[Exercise directions]
Work through the entries below line by line and give the number of lines with the string "Frontline", nothing else.

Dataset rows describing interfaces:
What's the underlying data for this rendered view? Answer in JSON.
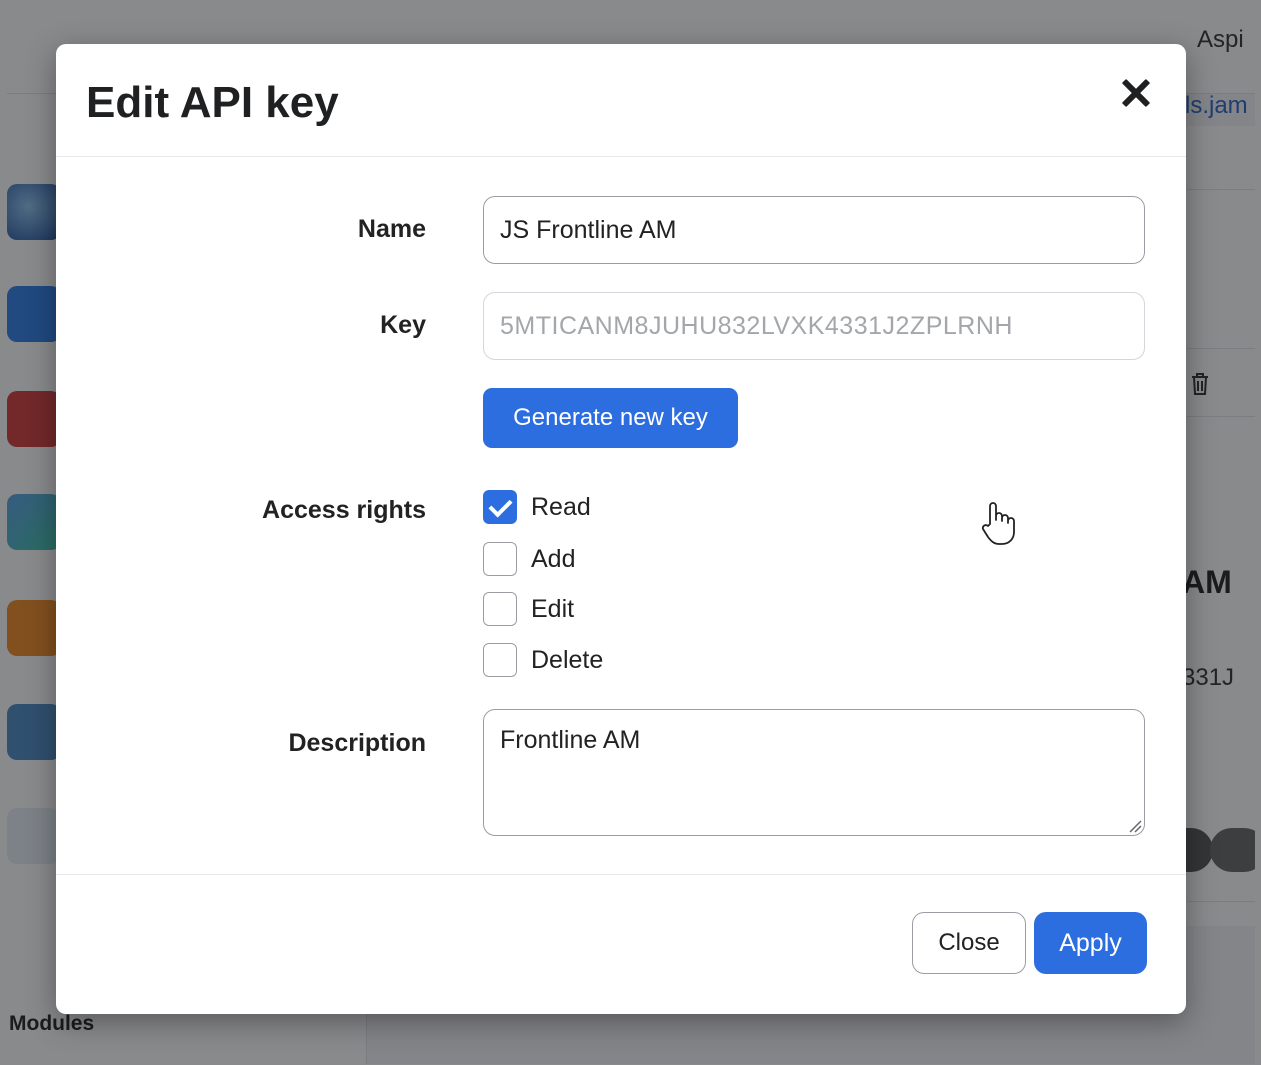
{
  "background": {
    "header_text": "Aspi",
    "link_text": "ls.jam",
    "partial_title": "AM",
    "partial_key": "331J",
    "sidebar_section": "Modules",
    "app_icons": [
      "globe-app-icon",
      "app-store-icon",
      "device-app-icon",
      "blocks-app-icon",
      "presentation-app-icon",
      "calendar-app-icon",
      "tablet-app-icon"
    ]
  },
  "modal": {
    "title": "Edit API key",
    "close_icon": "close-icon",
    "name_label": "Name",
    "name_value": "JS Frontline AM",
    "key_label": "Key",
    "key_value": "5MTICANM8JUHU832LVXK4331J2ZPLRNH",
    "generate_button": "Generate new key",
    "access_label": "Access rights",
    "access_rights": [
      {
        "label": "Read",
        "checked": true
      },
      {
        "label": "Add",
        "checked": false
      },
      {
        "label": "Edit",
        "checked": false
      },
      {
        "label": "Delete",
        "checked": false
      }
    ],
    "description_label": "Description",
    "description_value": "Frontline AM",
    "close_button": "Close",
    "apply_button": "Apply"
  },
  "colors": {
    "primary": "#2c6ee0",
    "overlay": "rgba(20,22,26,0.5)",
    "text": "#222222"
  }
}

[Output for this task]
2